The new Arizona law does not purport to grant new powers to law enforcement officers in Arizona; nor does it suggest the absence of authority by police officers in Virginia. The Arizona law expressly leaves the determination of an alien's immigration status to ICE or to a federally authorized law enforcement officer. Virginia law enforcement officers have the authority to make the same inquiries as those contemplated by the new Arizona law. So long as the officers have the requisite level of suspicion to believe that a violation of the law has occurred, the officers may detain and briefly question a person they suspect has committed a federal crime. Furthermore, the United States Supreme Court has found that so long as the questioning does not prolong a lawful detention, police may ask questions about immigration status.
Cuccinelli noted that the local law enforcement likely cannot arrest a suspected illegal for violating federal immigration law, a civil offense. Police may, however, determine the suspect's immigration status with the help of the federal Immigration and Customs Enforcement.
The Attorney General's remarks likely heartened backers of a law proposed by Corey Stewart, chairman of Prince Williams Board of Supervisors. He seeks sponsors for his "Virginia Rule of Law Act."
The bill's website on Facebook says it will strengthen provisions in Arizona's law while avoiding its "pitfalls." The law requires law enforcement to determine the immigration status of anyone police contact during a lawful stop, arrest or detention if reasonable suspicion exists the person is an illegal alien. As well, it permits state officials to prosecute human smuggling and forbids employers from using the familiar pick-up points to hire cheap illegal alien labor. The law will forbid illegals from obtaining a motor vehicle registration and forbids illegals from owning or renting real estate. Finally, the law allows the state to collect a $5 fee for international money transfers up to $500 and one percent for anything exceeding $500. The revenue will be used as a state income tax credit.
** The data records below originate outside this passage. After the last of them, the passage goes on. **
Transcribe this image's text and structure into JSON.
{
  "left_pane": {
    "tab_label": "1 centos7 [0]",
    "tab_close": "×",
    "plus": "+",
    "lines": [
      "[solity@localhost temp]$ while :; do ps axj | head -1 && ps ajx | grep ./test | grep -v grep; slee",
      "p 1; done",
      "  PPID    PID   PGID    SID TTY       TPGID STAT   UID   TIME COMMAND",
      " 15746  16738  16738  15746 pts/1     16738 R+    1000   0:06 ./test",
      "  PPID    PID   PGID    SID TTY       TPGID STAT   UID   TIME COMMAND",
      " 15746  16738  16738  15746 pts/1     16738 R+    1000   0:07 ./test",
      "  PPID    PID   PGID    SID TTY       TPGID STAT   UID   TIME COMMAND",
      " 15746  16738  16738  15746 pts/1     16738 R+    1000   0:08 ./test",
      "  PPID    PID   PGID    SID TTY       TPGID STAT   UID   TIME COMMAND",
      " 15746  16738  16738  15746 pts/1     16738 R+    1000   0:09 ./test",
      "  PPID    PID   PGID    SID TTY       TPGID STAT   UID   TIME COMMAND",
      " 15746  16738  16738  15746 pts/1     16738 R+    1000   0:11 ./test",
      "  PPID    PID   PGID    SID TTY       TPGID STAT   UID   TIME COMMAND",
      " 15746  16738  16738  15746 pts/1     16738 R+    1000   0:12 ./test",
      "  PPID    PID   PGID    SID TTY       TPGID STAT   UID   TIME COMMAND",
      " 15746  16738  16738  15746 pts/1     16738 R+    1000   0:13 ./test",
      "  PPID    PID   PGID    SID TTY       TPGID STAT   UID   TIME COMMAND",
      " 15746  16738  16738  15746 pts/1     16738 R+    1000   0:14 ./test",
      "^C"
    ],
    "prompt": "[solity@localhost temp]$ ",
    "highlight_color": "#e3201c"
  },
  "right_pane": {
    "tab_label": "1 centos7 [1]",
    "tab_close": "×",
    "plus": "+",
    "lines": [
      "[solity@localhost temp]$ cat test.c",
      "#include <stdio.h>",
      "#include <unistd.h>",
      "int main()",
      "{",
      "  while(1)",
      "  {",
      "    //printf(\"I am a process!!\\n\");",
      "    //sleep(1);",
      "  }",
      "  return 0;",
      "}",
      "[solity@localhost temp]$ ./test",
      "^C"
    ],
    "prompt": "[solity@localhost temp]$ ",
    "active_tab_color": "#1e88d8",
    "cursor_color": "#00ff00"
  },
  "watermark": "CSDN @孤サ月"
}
The law has about 10,000 backers.
Arizona has appealed Judge Bolton's decision. Virginians hope to construct a law impervious to left-wing constitutional jurisprudence.
Photo of Ken Cuccinelli: AP Images